“In a lot of ways, we’re doing the same work we were doing then” in the late 1970s, Sly said. “But instead of 36,000 pounds of food a year then, in 2018 it was 25 million pounds.”
Just as he didn’t foresee driving a pickup truck delivering food for a living, self-described “social liberal” Sly also didn’t envision being executive director of a nonprofit (after starting as a Contra Costa County program).
But that is exactly what happened, less than two years after he signed on. And the Contra Costa Food Bank grew steadily, and merged with the Solano Food Bank in the early 1980s.
“I’ve had to learn a lot about property management and about real estate,” the 69-year-old Sly said. “But I can call on people to help, because what we’re doing resonates with people.”
And an increasing share of the two counties’ populations are depending on the Food Bank for sustenance. Sly said.
The Bay Area is an expensive place to live, and low-end wages haven’t nearly kept up with those costs. Forty-seven percent of families served by the food bank, Sly said, have at least one person steadily employed.
Sly had an official sendoff in December when the Contra Costa Board of Supervisors formally observed his retirement. Supervisor John Gioia remembered meeting Sly in the early 1980s, during what he called the “Great Cheese Giveaway.”
“You didn’t just run the organization, you spoke up for this (food insecurity) as an issue,” Gioia said.
Added Supervisor Candace Andersen, “You’ve helped people understand that there are so many people facing food insecurity. You’ve done a good job of de-stigmatizing why they should show up at the food bank.”

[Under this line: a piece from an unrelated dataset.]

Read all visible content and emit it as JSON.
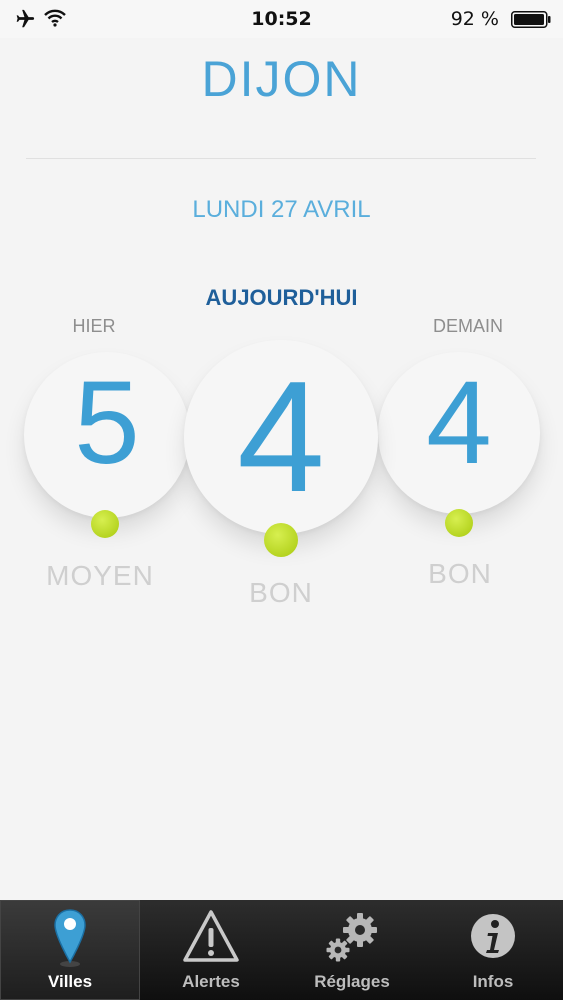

Supervisor Diane Burgis said her family got some of that cheese when she was little, and talked about how important it was. And as someone who once headed up a nonprofit — Friends of Marsh Creek Watershed — herself, Burgis said she also appreciates Sly’s work as an administrator.
“I know that he’s the kind of guy not only running an exceptional nonprofit, but helping all these other agencies to be better organizations.”
Sly also received a Lifetime Achievement Award in 2016 from Sustainable Contra Costa, in part for his efforts to help divert edible food from the waste stream.
Sly has already handed over the Food Bank reins to Joel Sjostrom, who has worked for the duty-free wholesaler and retailer Fairn and Swanson and Peet’s Coffee and Tea. He has also had volunteer experience with the Alameda County Food Bank.
“We’re going to try to do Larry proud,” Sjostrom said.
As for Sly, he will “do nothing” for a little while, and then visit friends and do a few other things. After that?
“I’ve urged people my whole life to volunteer. The least I could do is follow my own advice.”